>>>
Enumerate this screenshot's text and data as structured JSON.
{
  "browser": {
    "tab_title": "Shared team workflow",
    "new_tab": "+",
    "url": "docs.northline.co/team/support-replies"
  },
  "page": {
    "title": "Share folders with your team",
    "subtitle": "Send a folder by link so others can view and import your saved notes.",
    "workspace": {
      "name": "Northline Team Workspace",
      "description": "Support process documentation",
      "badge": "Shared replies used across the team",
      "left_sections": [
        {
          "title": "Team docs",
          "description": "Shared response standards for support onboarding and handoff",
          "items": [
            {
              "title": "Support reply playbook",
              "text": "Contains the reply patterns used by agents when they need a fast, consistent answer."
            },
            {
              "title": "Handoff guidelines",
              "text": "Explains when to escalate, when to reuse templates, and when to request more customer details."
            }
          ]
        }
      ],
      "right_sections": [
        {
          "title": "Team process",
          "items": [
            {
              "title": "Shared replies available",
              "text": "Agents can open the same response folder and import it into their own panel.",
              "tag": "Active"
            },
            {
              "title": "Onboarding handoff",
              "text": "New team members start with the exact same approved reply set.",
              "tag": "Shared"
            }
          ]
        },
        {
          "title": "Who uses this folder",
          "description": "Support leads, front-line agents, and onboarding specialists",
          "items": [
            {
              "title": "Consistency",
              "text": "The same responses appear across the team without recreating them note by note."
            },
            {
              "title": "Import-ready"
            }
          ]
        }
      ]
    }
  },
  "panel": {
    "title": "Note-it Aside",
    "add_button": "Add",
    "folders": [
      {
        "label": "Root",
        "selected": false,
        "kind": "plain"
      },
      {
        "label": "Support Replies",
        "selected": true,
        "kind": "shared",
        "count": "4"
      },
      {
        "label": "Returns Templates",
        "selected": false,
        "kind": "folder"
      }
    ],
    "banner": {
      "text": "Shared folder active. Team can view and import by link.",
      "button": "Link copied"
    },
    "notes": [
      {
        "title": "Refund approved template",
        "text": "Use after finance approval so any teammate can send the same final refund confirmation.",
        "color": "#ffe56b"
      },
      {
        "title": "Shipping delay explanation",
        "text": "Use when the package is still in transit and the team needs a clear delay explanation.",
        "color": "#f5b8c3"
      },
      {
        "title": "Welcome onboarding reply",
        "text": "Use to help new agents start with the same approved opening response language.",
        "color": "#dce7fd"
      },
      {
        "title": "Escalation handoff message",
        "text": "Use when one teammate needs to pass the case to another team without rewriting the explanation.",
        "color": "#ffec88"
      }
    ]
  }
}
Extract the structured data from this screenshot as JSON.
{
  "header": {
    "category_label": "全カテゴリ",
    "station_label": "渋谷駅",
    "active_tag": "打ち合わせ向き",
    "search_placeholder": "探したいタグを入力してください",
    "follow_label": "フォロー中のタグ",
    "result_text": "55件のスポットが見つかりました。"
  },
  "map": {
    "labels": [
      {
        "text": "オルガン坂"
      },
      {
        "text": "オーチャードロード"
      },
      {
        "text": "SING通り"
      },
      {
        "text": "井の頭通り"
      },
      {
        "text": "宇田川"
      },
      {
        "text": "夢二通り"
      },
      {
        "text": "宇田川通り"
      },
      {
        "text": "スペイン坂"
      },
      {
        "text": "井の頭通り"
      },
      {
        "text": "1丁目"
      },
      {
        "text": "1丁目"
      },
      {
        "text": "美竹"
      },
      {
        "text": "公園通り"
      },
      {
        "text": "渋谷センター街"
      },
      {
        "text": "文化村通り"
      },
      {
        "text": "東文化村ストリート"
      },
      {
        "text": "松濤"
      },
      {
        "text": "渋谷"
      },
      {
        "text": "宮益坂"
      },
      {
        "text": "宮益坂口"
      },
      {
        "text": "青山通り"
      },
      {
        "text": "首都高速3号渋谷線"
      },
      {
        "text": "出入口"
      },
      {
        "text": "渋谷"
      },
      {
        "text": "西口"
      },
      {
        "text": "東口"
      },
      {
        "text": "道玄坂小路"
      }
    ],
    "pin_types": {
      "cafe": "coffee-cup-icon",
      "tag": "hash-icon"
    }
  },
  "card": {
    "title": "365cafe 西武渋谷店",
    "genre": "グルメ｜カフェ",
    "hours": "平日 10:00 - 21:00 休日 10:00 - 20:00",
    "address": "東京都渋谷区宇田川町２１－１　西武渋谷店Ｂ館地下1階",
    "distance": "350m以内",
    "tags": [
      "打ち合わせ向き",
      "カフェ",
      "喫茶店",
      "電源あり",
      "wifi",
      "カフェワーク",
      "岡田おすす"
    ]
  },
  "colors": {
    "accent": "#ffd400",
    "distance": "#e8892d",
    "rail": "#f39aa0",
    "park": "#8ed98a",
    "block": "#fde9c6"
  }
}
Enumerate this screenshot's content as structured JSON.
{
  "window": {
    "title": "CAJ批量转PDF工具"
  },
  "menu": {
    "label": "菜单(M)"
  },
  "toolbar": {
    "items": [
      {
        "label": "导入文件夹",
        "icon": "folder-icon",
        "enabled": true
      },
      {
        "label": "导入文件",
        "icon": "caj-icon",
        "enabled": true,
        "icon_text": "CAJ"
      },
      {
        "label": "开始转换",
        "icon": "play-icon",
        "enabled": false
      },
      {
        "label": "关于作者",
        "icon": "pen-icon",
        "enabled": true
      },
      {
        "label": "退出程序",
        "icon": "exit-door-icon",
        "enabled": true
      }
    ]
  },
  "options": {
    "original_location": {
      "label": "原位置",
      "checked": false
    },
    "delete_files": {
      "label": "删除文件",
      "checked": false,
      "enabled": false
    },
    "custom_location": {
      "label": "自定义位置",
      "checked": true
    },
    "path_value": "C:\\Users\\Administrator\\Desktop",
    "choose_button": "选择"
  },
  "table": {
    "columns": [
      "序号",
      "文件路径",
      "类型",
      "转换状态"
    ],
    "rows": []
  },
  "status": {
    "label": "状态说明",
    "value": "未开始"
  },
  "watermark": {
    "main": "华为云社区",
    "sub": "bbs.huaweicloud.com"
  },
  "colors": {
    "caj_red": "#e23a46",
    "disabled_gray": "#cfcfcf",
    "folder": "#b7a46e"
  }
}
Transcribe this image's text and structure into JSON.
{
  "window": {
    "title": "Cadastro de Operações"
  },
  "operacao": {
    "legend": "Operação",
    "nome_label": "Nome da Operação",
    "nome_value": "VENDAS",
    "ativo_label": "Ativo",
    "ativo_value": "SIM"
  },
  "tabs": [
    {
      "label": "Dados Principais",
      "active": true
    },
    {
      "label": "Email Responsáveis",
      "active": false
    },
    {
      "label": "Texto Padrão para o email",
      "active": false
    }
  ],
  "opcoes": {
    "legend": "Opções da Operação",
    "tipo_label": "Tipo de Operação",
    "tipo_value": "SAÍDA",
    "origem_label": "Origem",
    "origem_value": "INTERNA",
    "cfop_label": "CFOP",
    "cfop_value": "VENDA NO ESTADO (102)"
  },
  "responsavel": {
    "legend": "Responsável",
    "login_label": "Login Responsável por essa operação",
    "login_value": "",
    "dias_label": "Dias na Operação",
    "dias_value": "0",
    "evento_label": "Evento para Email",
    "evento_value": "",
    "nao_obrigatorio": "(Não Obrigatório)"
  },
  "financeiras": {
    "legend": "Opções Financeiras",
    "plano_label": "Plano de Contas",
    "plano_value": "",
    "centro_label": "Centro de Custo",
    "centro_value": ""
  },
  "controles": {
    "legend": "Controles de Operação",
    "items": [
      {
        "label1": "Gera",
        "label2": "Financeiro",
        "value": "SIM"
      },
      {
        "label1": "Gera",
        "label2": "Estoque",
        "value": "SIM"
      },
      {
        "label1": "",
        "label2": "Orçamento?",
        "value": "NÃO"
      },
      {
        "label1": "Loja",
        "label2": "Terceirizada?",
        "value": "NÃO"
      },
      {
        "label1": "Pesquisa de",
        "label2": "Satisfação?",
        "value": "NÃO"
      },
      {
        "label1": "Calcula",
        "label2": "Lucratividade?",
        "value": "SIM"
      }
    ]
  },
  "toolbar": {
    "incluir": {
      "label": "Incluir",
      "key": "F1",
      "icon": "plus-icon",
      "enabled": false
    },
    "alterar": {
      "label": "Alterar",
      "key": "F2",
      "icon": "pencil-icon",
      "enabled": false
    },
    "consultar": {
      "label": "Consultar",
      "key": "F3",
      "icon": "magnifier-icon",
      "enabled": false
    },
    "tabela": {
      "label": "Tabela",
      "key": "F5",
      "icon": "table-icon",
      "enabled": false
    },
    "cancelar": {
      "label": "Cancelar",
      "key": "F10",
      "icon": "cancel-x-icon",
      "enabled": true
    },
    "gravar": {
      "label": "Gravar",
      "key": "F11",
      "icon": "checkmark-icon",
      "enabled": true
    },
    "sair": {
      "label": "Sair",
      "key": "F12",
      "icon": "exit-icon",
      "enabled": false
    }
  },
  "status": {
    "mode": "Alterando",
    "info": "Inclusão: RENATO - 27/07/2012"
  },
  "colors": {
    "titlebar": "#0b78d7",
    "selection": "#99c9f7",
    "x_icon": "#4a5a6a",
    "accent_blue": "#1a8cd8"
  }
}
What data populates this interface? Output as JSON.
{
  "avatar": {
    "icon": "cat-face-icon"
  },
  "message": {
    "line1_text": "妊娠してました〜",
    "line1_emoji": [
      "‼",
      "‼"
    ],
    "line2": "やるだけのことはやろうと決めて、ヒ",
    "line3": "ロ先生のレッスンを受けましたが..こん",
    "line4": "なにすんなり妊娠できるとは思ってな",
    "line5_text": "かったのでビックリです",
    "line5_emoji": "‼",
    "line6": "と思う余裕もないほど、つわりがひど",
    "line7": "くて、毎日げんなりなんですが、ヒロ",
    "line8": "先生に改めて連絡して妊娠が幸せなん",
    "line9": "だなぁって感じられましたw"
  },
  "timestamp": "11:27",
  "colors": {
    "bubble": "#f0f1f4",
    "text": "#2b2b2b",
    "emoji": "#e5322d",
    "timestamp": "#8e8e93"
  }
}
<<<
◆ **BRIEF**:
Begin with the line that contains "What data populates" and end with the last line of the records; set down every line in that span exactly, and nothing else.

◆ **ANSWER SPACE**:
What data populates this interface? Output as JSON.
{
  "avatar": {
    "icon": "cat-face-icon"
  },
  "message": {
    "line1_text": "妊娠してました〜",
    "line1_emoji": [
      "‼",
      "‼"
    ],
    "line2": "やるだけのことはやろうと決めて、ヒ",
    "line3": "ロ先生のレッスンを受けましたが..こん",
    "line4": "なにすんなり妊娠できるとは思ってな",
    "line5_text": "かったのでビックリです",
    "line5_emoji": "‼",
    "line6": "と思う余裕もないほど、つわりがひど",
    "line7": "くて、毎日げんなりなんですが、ヒロ",
    "line8": "先生に改めて連絡して妊娠が幸せなん",
    "line9": "だなぁって感じられましたw"
  },
  "timestamp": "11:27",
  "colors": {
    "bubble": "#f0f1f4",
    "text": "#2b2b2b",
    "emoji": "#e5322d",
    "timestamp": "#8e8e93"
  }
}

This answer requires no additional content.